■ **What you need to do**
Should a line in the entries below contain "JSON", return that line.

Entries from a dataset of interfaces
+++++

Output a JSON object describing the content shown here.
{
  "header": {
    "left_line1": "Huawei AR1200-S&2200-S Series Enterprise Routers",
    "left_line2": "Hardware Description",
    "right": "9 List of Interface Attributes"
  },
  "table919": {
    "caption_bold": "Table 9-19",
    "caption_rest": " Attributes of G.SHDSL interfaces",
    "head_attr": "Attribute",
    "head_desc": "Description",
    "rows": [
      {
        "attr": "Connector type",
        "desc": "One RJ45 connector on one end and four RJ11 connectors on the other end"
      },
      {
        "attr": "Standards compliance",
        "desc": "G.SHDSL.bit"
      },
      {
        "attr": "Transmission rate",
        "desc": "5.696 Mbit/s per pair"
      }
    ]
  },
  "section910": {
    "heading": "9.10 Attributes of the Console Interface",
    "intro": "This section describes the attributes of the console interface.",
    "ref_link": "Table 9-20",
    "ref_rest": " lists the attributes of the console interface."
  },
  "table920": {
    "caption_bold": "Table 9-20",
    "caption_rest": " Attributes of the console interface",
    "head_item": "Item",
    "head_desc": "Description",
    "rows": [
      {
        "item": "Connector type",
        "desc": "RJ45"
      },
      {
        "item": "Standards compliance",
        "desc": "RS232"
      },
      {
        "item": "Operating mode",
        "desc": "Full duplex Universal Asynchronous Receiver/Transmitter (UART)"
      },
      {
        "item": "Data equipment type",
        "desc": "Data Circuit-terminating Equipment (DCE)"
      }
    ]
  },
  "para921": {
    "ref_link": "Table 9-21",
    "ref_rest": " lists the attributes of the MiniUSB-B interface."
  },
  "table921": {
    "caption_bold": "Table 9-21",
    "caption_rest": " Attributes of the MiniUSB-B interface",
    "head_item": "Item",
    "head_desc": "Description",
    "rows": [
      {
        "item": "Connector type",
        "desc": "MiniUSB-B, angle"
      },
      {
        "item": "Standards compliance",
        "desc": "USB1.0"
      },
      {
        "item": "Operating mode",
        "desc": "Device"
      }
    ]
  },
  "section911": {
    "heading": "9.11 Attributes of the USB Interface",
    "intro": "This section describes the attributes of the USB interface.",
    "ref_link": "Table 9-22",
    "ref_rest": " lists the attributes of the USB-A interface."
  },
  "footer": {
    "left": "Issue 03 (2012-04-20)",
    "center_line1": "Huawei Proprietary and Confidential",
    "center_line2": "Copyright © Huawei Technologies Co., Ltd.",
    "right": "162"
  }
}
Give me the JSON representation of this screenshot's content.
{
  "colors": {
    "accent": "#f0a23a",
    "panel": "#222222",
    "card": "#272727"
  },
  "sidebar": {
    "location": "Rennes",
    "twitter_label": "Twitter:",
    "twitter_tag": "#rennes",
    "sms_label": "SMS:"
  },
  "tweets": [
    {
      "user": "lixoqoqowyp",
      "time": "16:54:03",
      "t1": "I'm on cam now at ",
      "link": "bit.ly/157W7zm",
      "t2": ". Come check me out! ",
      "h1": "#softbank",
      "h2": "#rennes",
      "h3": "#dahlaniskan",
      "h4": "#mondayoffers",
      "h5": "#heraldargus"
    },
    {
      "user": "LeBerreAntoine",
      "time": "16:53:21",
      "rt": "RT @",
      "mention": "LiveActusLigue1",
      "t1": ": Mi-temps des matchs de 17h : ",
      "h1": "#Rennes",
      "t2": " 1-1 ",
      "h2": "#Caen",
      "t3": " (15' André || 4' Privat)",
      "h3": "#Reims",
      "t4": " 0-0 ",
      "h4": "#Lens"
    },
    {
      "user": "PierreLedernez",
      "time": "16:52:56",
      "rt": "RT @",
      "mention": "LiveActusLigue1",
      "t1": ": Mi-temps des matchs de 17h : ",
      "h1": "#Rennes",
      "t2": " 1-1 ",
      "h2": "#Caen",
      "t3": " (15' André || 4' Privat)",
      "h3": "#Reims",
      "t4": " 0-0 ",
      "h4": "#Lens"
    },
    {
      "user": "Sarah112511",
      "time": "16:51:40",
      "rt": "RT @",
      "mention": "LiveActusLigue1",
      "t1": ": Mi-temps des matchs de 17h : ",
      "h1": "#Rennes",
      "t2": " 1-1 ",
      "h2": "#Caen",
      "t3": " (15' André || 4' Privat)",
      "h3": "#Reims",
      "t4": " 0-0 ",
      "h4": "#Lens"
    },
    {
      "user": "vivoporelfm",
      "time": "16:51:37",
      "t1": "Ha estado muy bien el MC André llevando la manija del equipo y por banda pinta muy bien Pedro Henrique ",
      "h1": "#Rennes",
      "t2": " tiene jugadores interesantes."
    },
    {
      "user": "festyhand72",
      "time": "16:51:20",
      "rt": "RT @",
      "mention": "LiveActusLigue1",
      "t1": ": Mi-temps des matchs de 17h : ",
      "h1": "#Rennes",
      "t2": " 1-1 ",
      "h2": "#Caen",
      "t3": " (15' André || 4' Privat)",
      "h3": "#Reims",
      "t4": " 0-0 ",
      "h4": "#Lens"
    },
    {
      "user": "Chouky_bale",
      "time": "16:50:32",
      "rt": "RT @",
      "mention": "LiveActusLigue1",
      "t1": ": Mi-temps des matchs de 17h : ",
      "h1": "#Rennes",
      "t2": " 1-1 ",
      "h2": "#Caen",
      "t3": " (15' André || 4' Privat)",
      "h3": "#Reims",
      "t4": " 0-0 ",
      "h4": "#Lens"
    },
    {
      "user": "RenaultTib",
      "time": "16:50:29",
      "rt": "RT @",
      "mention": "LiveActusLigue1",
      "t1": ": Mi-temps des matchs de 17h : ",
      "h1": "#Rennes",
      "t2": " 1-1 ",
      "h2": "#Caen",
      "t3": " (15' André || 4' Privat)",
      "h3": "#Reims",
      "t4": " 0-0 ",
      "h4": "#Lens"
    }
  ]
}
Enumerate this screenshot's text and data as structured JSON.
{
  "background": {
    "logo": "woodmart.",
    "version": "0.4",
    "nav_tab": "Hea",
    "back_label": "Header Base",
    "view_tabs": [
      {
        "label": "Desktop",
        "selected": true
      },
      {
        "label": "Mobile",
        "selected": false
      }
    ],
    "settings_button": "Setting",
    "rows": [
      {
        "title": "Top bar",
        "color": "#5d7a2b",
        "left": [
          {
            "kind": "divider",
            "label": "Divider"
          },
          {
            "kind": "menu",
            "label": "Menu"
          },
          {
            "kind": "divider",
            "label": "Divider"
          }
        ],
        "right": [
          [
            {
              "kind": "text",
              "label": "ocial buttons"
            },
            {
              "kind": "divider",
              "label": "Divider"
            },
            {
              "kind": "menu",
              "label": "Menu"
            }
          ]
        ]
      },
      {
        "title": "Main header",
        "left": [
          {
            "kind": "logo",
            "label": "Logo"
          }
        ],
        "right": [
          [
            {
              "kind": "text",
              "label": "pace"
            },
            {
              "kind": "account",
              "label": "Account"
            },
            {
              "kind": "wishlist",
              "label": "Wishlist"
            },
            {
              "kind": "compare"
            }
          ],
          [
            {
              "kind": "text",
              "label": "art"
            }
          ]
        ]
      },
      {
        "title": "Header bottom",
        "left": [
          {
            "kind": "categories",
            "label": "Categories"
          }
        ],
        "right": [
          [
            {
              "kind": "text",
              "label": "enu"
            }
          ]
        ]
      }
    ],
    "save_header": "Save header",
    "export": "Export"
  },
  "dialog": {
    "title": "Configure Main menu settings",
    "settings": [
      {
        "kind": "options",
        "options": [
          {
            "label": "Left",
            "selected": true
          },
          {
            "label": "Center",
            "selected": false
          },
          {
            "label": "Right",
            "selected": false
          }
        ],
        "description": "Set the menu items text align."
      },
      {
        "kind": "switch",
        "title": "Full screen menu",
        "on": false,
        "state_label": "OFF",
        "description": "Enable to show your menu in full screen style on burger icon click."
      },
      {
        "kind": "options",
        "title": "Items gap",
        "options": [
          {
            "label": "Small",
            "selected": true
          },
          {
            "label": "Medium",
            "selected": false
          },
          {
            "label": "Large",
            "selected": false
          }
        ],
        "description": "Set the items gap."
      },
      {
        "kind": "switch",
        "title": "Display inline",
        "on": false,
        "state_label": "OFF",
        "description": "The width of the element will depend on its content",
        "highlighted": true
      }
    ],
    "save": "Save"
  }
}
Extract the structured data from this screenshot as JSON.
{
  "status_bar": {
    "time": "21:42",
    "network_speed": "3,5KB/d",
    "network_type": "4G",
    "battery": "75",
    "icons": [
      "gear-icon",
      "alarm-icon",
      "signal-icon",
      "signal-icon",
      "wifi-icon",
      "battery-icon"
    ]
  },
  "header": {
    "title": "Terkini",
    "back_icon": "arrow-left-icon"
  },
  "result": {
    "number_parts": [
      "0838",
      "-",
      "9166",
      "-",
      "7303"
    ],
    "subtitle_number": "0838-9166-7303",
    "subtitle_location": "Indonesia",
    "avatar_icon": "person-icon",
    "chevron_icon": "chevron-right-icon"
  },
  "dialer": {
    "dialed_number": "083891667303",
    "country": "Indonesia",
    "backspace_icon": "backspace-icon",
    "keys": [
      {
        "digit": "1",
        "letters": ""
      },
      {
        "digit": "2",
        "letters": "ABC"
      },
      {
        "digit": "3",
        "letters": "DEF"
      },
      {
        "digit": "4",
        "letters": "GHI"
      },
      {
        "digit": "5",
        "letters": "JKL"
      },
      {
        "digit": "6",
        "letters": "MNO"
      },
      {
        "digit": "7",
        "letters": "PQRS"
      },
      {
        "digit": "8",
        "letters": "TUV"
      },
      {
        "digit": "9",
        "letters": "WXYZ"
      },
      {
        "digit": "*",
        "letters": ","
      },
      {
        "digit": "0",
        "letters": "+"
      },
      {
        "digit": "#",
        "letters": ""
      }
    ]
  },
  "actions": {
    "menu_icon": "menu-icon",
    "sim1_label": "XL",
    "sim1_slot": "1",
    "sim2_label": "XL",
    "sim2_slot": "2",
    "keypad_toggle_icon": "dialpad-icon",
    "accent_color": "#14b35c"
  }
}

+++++

■ **The completed task**
Output a JSON object describing the content shown here.
Give me the JSON representation of this screenshot's content.
Enumerate this screenshot's text and data as structured JSON.
Extract the structured data from this screenshot as JSON.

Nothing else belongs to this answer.